Nearly 80 million households in the U.S. own a cat or a dog or both, which means they probably already know that animal companions are seriously good for your health. A 2012 study found that hanging with Fido reduces stress and improves trust, empathy, and mood, among other benefits. Researchers believe the beneficial effects are due to increased oxytocin, the powerful hormone your body releases during hugging, touching, and orgasm that promotes trust and generosity.
“I recommend pet therapy,” says Dr. Mikal-Flynn. “Get a cat or dog. Petting them affects your brain chemistry. I always say, ‘The best pharmacy you have is between your ears.’ You just need to know how to access the drugs that are in your brain.”
Everyone gets down in the dumps periodically. So how do you tell the difference between being down and clinical depression? Try a self-assessment and determine whether you have several of the following symptoms of depression identified by the National Institute of Mental Health:
“Usually, what would lead to a clinical diagnosis, would be if you have multiple symptoms for more than a couple of weeks,” says Dr. Bernard.
Want another opinion? Ask a friend. If you're severe depressed, your loved ones will probably notice, says Dr. Strohman. Being around a severely depressed person “feels like you have the wind taken from you, that the (depressed) person steals away any energy, joy or pleasure you may be having," leaving you feeling exhausted and drained.
To truly suss out your emotional status, your best bet is to visit your trusted family doctor or internal medicine practitioner, “but if you think he or she isn’t picking up on it, go to a specialist,” says Dr. Bernard.

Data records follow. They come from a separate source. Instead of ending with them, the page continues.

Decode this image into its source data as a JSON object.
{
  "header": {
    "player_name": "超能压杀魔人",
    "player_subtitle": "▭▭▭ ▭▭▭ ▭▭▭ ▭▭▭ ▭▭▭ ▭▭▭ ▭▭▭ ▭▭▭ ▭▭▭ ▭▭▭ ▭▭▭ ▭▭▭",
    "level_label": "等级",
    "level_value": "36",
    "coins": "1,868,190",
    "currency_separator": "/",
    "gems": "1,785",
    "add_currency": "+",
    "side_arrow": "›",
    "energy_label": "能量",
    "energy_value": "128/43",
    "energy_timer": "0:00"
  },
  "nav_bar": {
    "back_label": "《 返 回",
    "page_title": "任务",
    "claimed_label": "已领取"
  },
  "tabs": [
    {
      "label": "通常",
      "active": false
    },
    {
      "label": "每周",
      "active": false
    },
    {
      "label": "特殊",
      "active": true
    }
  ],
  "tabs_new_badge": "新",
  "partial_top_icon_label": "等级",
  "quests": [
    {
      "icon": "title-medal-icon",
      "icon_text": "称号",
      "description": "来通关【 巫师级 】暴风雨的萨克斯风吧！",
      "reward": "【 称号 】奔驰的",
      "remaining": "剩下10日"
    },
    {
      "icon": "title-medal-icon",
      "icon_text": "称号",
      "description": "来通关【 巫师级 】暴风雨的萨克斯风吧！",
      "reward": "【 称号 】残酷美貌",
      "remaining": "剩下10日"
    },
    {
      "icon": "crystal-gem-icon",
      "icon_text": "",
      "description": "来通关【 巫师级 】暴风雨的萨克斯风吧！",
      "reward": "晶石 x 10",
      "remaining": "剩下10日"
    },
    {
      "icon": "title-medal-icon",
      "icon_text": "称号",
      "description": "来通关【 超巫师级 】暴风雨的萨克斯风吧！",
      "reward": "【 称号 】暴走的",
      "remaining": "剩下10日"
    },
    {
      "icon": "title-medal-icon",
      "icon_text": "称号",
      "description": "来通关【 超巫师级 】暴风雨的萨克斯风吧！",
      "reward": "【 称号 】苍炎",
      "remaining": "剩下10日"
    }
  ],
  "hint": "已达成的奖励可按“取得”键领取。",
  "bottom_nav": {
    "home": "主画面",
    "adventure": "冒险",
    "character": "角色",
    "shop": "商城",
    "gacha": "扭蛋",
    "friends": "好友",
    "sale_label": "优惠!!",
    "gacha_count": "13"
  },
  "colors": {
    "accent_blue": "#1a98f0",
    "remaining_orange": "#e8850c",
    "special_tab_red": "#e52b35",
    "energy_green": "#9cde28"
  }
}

How well do you get along with your grandchild and other family members? Want to know if your personalities mesh?Find out here.